Work instruction -
For the listing below, show each line that includes the string "JSON".

====================

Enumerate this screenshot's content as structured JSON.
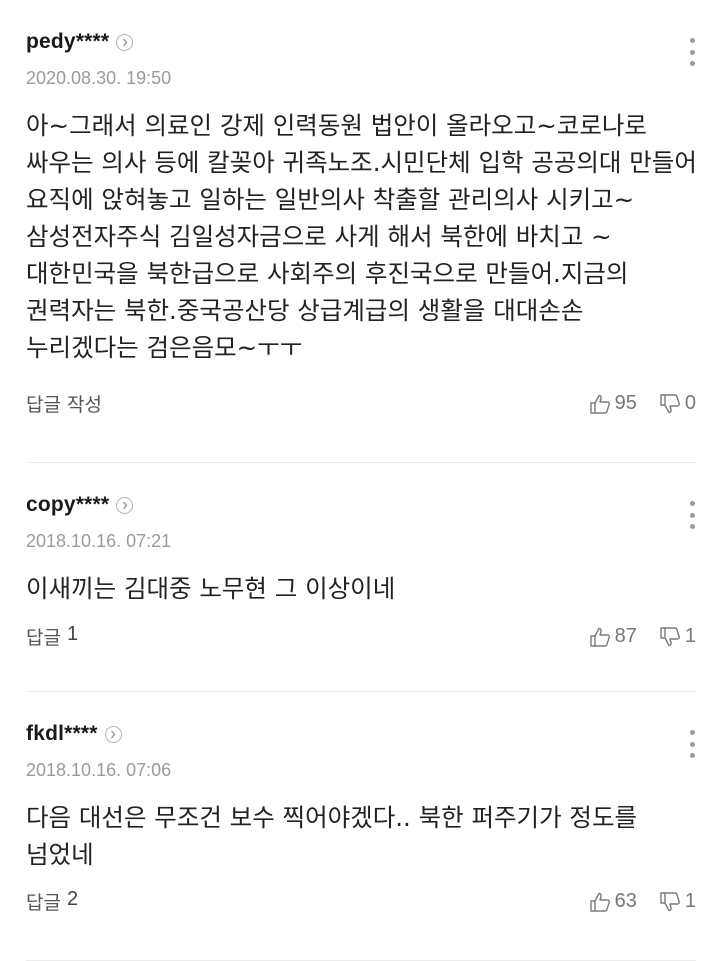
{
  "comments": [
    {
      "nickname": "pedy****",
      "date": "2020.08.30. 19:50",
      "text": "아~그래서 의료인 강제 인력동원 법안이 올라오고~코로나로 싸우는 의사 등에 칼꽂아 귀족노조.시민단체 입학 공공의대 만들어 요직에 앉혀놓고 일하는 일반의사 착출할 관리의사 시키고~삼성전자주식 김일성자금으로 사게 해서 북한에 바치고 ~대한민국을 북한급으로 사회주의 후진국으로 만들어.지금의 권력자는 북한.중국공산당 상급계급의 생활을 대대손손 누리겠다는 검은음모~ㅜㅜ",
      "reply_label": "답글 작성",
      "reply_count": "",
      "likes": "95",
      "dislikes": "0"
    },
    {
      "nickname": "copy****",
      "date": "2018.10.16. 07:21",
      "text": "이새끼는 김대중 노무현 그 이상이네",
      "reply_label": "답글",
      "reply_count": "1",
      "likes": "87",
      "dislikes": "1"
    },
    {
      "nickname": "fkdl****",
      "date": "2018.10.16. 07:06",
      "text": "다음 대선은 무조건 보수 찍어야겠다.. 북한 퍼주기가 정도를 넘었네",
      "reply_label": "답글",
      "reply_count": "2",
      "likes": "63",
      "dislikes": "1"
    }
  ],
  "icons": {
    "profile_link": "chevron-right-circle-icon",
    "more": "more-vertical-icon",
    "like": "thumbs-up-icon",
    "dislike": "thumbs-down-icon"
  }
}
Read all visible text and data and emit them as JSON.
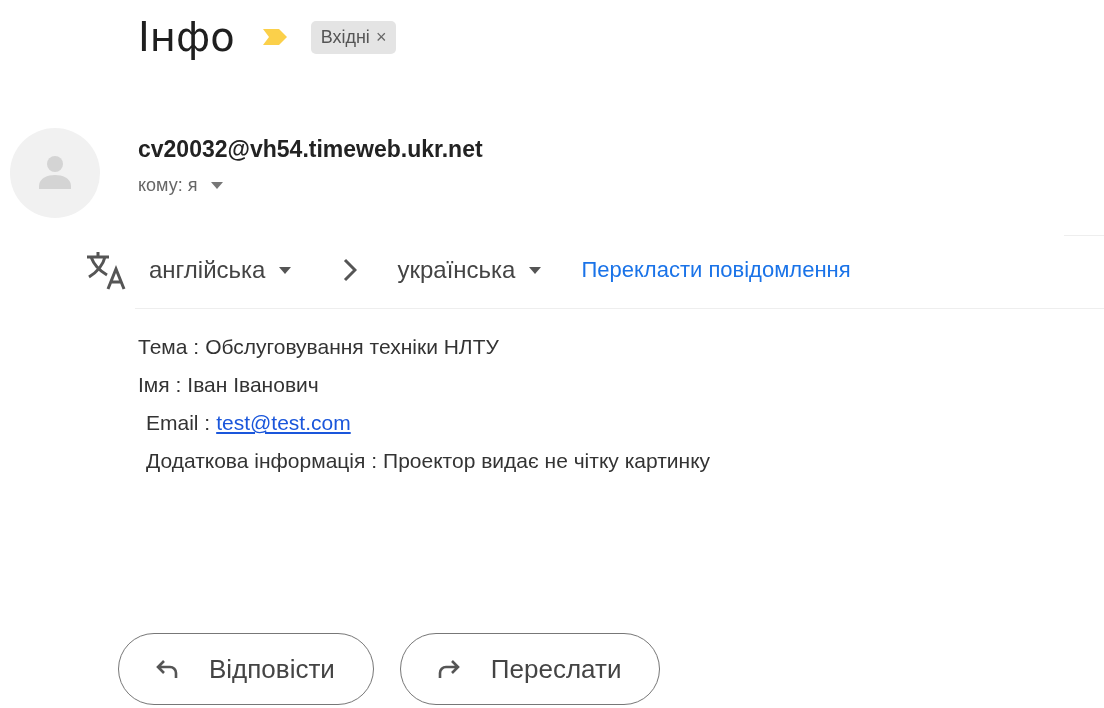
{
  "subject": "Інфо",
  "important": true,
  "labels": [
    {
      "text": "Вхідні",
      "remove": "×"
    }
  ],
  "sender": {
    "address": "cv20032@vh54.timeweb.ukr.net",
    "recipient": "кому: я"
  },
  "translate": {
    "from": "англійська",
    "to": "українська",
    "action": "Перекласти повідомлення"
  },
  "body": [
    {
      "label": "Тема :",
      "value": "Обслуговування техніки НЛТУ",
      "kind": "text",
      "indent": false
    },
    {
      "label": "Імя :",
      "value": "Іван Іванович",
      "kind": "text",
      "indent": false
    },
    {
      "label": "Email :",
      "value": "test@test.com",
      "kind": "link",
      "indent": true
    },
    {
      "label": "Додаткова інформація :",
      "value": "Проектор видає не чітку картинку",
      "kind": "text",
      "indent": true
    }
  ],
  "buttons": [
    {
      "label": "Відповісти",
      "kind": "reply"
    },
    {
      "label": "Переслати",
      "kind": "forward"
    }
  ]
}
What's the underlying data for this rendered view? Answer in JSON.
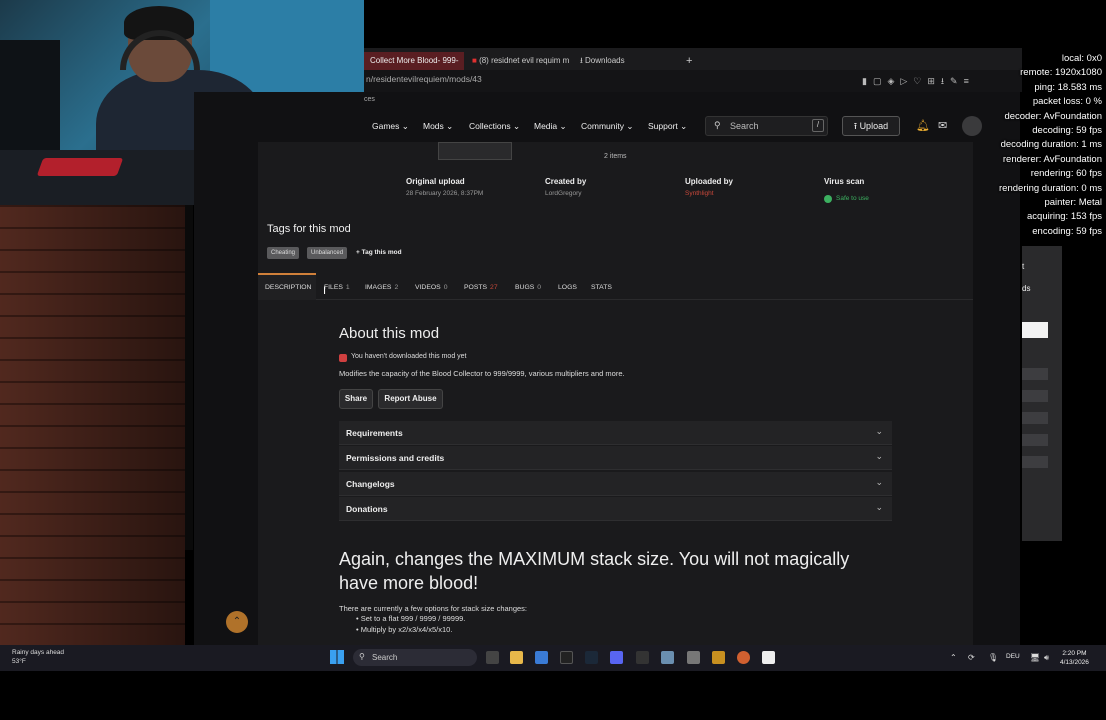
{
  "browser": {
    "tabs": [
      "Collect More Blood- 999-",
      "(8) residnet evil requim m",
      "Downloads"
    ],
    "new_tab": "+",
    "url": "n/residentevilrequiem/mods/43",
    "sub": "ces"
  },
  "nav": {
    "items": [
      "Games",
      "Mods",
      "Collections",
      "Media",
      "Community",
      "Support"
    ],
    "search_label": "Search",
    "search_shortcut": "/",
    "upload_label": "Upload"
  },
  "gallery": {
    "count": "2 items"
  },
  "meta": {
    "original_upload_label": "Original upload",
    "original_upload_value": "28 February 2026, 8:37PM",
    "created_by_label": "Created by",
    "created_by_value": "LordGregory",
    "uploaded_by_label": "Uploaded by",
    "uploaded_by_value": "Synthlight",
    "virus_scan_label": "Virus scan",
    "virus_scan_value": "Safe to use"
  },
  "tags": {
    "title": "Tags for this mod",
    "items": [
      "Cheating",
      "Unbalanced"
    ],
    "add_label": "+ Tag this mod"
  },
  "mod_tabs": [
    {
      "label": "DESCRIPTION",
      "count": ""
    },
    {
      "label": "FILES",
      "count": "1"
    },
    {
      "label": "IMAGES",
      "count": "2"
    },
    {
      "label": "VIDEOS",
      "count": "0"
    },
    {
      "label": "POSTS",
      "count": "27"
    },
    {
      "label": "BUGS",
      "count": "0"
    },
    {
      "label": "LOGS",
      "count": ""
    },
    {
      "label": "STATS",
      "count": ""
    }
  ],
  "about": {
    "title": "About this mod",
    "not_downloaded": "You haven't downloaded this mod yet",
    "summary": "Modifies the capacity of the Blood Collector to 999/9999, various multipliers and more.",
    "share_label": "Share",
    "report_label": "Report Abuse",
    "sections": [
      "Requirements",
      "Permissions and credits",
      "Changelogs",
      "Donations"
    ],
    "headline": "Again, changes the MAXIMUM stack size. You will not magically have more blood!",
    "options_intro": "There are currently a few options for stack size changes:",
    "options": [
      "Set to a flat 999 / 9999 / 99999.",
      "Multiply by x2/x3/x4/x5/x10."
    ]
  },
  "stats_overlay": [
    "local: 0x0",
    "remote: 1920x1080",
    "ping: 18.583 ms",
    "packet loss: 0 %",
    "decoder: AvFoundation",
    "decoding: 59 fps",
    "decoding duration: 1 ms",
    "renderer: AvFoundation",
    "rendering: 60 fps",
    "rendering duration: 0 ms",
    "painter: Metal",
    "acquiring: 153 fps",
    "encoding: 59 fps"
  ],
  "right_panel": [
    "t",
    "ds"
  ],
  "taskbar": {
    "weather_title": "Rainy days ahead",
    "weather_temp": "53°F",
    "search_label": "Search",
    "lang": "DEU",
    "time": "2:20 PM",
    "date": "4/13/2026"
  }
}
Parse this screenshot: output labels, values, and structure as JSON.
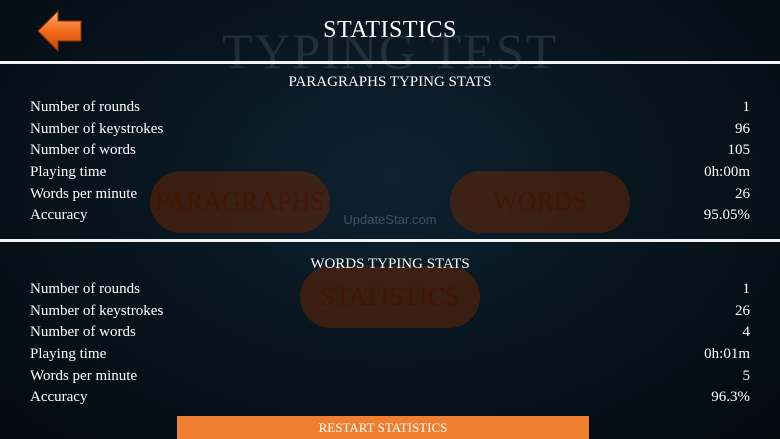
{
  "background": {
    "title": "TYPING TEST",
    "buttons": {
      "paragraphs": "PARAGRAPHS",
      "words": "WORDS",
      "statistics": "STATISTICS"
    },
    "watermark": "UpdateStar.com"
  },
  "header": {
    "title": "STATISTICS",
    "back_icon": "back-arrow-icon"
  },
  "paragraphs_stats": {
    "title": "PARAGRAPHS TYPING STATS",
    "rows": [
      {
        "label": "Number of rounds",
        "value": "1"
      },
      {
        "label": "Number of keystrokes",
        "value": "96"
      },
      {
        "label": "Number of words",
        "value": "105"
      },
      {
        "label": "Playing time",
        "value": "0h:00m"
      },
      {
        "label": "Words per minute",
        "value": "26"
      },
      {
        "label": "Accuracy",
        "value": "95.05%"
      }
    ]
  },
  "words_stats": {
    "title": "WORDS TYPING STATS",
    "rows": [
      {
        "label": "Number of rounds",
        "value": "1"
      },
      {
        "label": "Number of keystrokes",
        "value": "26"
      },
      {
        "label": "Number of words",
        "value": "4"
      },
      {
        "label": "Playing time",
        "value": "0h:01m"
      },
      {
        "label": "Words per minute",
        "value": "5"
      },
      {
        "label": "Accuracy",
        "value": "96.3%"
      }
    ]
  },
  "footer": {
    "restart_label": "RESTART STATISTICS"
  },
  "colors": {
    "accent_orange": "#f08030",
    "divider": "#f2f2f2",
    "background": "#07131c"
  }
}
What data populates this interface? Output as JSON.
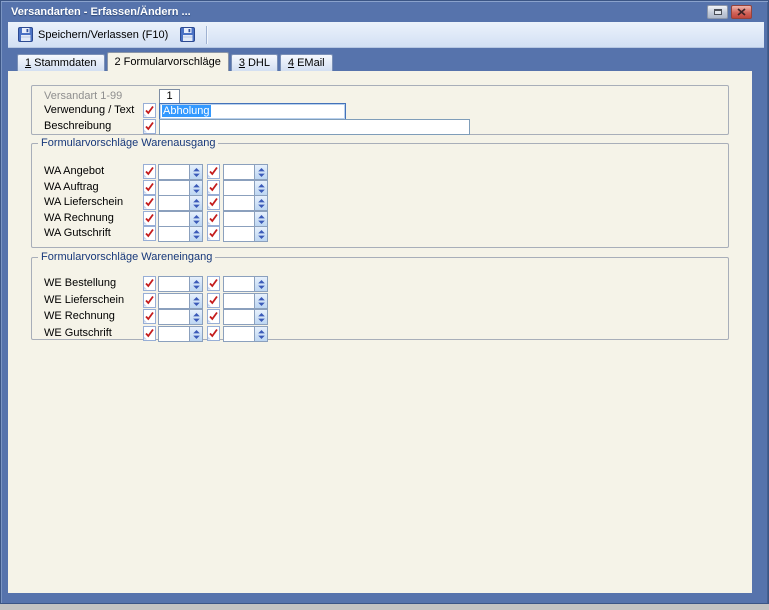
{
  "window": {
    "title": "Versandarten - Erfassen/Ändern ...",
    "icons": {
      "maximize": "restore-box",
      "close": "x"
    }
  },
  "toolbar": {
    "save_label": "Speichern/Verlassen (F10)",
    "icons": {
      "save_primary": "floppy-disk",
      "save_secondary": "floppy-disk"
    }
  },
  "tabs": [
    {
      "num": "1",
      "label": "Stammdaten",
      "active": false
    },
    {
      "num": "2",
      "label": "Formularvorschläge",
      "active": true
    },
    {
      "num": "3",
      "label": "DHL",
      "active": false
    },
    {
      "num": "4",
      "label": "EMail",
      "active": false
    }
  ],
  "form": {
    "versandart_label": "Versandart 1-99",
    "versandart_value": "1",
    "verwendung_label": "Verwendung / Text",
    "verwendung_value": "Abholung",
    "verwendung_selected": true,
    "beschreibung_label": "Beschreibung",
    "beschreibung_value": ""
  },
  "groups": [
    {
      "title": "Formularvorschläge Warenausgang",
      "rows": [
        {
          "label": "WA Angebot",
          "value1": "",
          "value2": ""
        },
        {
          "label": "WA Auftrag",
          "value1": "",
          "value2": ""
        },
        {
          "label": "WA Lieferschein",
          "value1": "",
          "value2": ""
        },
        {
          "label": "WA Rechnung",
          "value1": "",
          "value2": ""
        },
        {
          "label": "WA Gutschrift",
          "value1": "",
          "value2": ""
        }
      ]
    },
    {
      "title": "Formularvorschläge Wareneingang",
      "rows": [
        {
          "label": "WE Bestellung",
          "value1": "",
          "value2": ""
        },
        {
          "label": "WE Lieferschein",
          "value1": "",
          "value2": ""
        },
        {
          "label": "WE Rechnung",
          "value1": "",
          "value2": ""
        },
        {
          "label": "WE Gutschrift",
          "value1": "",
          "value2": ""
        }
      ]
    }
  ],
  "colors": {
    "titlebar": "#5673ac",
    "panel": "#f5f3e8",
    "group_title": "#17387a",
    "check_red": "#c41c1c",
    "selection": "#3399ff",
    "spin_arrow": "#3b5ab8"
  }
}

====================

Answer section -
Enumerate this screenshot's content as structured JSON.
Read all visible text and data and emit them as JSON.
What's the underlying data for this rendered view? Answer in JSON.
Parse this screenshot: output labels, values, and structure as JSON.
What data populates this interface? Output as JSON.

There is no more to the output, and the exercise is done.